* [Assigned task]: Filter the entries for the word "eyes". Copy each line in which it occurs.

[Supplied entries Boundary: Start]

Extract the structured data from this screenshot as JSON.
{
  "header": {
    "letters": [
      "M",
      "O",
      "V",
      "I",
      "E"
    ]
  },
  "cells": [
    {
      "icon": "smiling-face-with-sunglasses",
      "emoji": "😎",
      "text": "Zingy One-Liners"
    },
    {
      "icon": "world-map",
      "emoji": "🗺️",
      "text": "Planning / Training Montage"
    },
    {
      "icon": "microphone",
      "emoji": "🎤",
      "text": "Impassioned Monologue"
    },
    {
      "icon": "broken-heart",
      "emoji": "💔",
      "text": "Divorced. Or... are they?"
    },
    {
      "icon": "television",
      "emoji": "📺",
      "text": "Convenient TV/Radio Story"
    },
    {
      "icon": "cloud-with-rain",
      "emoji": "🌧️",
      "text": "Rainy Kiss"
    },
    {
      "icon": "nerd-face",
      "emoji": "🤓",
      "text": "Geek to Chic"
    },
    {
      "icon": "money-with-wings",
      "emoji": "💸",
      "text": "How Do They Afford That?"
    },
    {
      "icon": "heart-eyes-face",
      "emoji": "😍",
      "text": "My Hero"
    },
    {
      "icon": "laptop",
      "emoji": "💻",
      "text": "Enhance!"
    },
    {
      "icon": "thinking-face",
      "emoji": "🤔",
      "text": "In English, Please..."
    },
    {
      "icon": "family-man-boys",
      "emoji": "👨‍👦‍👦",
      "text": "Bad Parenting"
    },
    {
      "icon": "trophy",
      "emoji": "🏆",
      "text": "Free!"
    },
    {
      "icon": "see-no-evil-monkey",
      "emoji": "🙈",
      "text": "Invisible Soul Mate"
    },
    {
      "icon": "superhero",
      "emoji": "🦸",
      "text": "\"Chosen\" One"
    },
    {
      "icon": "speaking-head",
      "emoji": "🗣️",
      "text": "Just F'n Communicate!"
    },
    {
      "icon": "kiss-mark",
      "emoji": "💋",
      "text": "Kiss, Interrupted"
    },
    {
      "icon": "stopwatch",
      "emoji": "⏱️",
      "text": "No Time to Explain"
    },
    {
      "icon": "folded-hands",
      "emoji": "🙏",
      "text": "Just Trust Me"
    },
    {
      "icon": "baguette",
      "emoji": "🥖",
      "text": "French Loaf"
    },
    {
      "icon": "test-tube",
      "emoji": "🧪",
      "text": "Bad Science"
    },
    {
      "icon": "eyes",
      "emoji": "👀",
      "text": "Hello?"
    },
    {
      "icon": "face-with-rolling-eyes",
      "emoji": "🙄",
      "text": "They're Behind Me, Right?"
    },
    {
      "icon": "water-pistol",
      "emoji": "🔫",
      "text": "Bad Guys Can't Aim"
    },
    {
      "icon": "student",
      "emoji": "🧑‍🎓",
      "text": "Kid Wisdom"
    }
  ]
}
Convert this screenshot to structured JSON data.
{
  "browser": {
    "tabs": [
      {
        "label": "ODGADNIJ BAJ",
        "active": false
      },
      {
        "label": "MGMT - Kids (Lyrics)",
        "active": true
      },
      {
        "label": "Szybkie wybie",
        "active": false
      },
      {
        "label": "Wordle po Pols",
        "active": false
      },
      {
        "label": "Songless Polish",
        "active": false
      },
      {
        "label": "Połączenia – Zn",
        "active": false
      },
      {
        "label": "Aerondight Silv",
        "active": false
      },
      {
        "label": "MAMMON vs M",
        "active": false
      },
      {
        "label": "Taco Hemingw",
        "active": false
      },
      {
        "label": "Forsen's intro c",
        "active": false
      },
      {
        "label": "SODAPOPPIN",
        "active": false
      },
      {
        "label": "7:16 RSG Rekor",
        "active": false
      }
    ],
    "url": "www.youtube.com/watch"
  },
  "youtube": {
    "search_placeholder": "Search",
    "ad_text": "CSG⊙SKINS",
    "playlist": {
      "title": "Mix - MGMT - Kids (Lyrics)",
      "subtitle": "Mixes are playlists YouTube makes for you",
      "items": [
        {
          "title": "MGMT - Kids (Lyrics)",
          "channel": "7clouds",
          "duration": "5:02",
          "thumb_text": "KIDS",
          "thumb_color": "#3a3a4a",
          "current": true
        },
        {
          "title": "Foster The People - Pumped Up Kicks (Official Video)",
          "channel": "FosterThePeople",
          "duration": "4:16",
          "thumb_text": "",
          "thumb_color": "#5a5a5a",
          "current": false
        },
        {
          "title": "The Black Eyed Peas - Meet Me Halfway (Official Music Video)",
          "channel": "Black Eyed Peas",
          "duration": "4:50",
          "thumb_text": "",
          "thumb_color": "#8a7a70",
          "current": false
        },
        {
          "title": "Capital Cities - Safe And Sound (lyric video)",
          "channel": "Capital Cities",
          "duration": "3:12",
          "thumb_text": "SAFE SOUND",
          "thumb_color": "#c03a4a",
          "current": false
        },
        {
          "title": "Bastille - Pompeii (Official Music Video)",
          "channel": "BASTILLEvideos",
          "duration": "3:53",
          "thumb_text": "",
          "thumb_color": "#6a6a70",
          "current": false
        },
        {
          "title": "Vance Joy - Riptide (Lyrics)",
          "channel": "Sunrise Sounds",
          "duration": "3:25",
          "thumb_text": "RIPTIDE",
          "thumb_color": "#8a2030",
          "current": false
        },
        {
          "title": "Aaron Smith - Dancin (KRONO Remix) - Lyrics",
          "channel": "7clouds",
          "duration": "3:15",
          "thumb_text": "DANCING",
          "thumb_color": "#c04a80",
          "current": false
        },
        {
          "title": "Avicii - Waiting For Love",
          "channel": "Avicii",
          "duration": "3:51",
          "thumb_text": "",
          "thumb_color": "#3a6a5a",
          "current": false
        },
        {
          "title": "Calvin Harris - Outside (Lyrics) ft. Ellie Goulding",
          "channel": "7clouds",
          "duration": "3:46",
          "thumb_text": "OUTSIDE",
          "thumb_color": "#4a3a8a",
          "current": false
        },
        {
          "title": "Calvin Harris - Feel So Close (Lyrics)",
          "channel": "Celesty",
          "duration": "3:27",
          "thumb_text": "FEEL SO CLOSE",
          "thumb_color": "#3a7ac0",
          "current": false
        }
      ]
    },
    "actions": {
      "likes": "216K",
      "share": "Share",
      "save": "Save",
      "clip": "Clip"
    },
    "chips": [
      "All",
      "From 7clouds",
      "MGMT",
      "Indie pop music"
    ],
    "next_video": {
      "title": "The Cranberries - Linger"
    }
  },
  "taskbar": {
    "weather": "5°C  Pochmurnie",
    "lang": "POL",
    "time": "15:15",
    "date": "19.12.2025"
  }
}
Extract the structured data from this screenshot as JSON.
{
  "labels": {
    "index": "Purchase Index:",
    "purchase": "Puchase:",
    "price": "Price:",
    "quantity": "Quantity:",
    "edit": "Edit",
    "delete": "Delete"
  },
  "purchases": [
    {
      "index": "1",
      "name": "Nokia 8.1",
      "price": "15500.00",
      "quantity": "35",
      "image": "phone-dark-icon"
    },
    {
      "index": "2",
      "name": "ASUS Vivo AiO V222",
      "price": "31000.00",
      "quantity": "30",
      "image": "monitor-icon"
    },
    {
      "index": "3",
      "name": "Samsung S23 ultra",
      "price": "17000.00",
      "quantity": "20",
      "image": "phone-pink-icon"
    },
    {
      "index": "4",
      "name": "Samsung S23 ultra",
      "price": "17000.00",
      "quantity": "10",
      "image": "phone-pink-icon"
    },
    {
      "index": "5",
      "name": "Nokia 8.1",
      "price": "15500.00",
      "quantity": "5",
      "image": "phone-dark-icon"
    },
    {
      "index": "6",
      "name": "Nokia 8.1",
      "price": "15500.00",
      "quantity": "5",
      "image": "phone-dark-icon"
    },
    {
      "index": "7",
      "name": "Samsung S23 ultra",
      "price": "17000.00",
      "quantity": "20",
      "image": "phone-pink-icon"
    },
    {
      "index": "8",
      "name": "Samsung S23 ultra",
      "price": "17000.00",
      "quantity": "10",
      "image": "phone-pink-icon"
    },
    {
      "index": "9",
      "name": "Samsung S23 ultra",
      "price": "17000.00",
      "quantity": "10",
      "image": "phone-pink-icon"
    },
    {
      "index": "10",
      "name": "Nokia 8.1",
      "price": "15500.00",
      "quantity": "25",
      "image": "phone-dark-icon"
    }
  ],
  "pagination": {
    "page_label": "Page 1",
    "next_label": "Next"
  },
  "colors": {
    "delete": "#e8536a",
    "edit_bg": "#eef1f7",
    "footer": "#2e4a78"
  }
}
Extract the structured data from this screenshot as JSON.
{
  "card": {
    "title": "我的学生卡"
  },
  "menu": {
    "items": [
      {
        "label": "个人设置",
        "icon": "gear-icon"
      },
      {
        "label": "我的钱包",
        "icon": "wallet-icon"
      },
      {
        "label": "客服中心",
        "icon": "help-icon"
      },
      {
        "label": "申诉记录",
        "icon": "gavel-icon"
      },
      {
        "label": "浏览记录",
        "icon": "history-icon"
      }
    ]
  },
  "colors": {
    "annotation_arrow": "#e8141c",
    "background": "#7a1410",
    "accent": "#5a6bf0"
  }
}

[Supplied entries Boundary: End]

* [Worked solution]:
      "icon": "heart-eyes-face",
      "icon": "eyes",
      "icon": "face-with-rolling-eyes",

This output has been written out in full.